┏━━

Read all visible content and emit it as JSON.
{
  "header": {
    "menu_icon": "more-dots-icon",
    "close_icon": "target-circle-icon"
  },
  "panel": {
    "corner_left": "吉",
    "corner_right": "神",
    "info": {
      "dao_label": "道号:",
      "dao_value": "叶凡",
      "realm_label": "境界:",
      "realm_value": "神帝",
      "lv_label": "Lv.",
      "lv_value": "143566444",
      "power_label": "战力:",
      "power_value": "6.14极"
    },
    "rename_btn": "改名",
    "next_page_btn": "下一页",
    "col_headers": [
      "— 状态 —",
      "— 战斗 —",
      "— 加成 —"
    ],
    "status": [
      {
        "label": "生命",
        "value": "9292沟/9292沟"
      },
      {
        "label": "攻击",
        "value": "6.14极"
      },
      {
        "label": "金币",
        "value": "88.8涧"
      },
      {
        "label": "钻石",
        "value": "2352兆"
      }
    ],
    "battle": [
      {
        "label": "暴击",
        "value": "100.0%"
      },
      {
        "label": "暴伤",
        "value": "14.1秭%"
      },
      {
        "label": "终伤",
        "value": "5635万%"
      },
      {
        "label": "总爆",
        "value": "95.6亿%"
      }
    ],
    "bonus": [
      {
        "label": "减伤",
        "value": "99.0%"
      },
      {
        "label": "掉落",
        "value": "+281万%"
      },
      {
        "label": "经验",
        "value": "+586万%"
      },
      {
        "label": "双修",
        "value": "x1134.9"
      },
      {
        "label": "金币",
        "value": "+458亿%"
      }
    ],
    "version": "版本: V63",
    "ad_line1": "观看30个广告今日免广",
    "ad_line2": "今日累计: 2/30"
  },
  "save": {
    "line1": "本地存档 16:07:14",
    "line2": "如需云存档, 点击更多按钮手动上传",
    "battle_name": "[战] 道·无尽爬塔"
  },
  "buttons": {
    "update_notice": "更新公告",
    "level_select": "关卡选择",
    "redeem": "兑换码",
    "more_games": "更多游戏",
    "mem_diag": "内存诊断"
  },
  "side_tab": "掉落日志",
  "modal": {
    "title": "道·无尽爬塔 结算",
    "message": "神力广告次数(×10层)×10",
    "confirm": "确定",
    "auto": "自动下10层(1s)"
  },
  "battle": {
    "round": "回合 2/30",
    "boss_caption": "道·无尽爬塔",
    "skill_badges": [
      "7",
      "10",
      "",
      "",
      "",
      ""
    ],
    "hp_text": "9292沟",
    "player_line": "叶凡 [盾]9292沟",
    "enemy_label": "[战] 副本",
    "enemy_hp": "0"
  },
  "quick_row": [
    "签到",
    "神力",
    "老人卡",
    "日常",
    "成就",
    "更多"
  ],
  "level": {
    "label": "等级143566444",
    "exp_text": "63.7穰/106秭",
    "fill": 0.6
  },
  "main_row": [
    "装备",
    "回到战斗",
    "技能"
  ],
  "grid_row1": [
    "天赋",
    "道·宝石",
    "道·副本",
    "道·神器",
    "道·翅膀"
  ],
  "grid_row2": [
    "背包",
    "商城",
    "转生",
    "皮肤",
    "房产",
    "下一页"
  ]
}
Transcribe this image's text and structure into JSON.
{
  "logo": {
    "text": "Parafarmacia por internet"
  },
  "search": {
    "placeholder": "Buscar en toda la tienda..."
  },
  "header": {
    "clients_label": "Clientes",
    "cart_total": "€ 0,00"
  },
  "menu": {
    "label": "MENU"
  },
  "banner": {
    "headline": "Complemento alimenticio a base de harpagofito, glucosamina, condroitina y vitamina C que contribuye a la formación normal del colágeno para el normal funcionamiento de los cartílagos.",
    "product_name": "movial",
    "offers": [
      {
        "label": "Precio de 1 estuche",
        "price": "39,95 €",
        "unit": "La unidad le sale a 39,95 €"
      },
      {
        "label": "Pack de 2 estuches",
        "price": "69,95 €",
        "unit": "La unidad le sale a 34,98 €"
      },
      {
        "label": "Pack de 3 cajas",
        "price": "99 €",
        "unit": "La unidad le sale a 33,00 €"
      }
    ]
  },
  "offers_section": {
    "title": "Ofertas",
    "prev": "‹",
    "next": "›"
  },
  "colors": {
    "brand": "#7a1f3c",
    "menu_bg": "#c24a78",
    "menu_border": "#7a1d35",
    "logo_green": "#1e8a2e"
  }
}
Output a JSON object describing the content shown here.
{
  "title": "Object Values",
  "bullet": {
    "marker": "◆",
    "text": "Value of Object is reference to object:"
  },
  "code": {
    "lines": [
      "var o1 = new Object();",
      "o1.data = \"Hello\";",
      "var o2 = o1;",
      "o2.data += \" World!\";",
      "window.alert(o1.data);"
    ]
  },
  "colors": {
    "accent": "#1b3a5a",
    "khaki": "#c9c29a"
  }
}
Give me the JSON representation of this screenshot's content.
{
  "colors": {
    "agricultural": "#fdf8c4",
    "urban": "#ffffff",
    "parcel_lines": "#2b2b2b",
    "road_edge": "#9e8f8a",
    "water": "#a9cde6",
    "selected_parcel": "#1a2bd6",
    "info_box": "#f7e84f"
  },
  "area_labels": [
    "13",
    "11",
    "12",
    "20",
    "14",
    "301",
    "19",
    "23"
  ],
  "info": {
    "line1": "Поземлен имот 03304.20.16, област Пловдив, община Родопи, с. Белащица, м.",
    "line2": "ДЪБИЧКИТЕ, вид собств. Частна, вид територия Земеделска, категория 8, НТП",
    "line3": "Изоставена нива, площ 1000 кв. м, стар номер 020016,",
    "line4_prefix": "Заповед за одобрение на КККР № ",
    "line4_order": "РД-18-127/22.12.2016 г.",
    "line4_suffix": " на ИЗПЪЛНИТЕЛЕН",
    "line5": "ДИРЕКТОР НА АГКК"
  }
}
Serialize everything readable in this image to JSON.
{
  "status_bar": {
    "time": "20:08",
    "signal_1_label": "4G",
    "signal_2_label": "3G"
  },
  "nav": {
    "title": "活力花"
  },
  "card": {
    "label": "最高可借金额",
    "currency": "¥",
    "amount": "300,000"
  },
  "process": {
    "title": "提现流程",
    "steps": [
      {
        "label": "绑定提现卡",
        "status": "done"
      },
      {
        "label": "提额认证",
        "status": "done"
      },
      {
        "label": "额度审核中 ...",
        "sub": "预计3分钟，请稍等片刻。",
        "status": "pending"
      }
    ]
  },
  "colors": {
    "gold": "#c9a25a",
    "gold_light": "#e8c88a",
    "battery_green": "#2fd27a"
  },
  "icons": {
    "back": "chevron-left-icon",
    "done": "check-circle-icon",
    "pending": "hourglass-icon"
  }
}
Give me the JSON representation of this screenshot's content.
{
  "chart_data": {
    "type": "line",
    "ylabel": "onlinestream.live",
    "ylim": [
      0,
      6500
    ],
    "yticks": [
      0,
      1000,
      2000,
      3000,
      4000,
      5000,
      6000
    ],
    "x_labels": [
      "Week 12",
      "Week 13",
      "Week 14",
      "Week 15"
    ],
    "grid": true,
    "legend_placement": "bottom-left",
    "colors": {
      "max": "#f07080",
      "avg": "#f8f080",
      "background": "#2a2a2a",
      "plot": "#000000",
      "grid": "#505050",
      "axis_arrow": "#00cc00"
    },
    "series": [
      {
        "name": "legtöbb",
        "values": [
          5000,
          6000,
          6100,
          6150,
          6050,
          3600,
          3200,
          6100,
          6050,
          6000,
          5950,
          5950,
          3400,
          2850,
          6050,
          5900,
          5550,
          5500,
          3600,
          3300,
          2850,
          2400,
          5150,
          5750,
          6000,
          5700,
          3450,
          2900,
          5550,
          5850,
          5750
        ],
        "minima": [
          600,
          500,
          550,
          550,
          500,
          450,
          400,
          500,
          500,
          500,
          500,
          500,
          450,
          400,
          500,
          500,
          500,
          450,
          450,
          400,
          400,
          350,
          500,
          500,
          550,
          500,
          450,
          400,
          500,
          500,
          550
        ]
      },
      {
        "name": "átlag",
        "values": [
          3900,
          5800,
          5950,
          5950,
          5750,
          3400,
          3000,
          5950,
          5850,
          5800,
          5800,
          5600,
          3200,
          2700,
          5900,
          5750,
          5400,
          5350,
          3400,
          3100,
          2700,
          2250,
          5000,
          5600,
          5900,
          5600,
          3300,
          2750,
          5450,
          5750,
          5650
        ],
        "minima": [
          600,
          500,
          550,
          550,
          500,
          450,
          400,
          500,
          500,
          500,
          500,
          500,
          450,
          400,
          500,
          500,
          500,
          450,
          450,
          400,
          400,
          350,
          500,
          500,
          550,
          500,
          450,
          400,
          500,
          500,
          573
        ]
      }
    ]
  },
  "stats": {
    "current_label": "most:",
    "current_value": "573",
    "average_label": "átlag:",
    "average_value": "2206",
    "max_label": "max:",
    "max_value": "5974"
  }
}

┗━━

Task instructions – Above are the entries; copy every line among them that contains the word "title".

Response below –
    "title": "道·无尽爬塔 结算",
    "title": "Ofertas",
  "title": "Object Values",
    "title": "活力花"
    "title": "提现流程",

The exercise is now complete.